Discussion in 'CloneDVD' started by rbenard, Jan 11, 2008.

  1. rbenard

    rbenard New Member

    1. cloning 3:10 to yuma, copy appeared successful, no error thrown.

    When I checked the Hard drive directory a 0 size file 3 (no extension) was there. I used "3:10 to yuma.iso" for the file name.

    please consider either precheck or post check of name format of iso file. This may be a bug.

    2. After the first part of the clone process (creating DVD titles), I like to remove the original (while 'creating ISO/UDF image') and put in the next DVD to clone. After the first clone is finished, I hit the back arrow to get to the select drive screen. Suggestion: at this point, allow CloneDVD2 to see the disc has changed and rescan the disc for the new titles/etc. The current action runs a 'diagnosing/recovering dvd' routine.

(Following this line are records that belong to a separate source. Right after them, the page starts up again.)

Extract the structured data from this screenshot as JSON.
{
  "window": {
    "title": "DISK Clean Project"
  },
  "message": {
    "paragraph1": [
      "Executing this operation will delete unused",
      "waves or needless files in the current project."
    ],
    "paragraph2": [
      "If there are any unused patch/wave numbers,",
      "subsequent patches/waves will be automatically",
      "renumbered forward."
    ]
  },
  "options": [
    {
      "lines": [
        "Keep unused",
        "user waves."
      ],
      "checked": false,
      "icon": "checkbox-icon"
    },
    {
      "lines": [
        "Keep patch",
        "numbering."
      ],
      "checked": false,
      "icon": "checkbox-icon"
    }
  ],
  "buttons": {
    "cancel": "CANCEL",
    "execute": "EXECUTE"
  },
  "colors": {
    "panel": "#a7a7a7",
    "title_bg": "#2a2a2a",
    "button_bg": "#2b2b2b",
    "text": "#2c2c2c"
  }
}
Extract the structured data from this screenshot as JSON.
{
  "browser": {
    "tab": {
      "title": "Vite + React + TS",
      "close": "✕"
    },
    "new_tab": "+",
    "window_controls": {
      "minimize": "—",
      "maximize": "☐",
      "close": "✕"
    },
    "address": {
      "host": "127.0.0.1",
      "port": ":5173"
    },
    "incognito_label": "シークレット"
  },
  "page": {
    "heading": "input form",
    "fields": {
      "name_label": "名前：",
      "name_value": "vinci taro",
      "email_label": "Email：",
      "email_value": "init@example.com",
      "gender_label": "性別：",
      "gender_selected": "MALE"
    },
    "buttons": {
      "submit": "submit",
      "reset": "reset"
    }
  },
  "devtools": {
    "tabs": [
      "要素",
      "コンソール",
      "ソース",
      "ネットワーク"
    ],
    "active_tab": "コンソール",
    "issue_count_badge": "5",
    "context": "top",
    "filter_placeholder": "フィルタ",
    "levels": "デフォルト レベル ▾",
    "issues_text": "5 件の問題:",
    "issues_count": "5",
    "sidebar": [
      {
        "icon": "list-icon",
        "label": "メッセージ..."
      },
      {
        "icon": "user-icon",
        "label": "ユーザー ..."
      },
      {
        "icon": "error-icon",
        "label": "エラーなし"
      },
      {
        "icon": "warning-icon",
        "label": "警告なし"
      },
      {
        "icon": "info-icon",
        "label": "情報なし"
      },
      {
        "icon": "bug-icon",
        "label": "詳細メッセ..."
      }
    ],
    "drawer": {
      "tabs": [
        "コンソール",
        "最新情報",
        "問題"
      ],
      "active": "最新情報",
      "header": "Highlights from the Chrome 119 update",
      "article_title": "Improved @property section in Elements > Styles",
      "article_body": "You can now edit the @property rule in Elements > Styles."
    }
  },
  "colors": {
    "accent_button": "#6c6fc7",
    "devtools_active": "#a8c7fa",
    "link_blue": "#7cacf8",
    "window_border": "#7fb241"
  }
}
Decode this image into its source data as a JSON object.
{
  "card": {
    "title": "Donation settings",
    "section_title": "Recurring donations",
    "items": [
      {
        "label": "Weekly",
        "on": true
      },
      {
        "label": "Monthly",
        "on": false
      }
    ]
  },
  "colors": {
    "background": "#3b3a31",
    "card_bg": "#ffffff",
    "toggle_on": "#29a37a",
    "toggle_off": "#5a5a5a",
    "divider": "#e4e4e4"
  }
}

    Greatest product on the market!
    Last edited: Jan 11, 2008
  2. James

    James Redfox Development Team Staff Member

    Colons in filenames are illegal, but you're right, it should check this.

    CloneDVD cannot "see" this (it operates generically on files), just hit "enter" in the DVD Video path to force a rescan. Or click "Restart" and then "Copy ..." or "Clone ..." buttons.
  3. Mike Miller

    Mike Miller New Member

    I would like to point out that now that more than 7.5 years have passed, the behavior is the same when the filename has a colon in it: a zero byte file with a truncated filename is produced (the filename ends with the last character before the colon). I'm using AnyDVD and CloneDVD2 This suprised me because I thought that earlier versions warned me about colons, but maybe I'm not remembering accurately.
  4. DrinkLyeAndDie

    DrinkLyeAndDie Retired Moderator

    I don't see why this wouldn't be an easy fix. Just add a check and voila. It probably got lost somewhere in a todo list. Someone needs to nudge someone over at Elaborate Bytes.
  5. James

    James Redfox Development Team Staff Member

    Actually, it isn't as simple as it looks. CloneDVD will throw a more or less cryptic error, if it can't open or create a file (the parameter is incorrect or something like that). It doesn't check for the validity of the filename beforehand, and this is IMHO the right thing to do (the rules may change with OS versions or local / remote filesystems).
    With NTFS, this method fails with a name like "3:10 to yuma.iso", as creating a file with this name actually does succeed. A file "3" with a data extension "10 to yuma.iso" is created, and CloneDVD will happily write the image into the data extension.
    Probably not what the user intended. :rolleyes: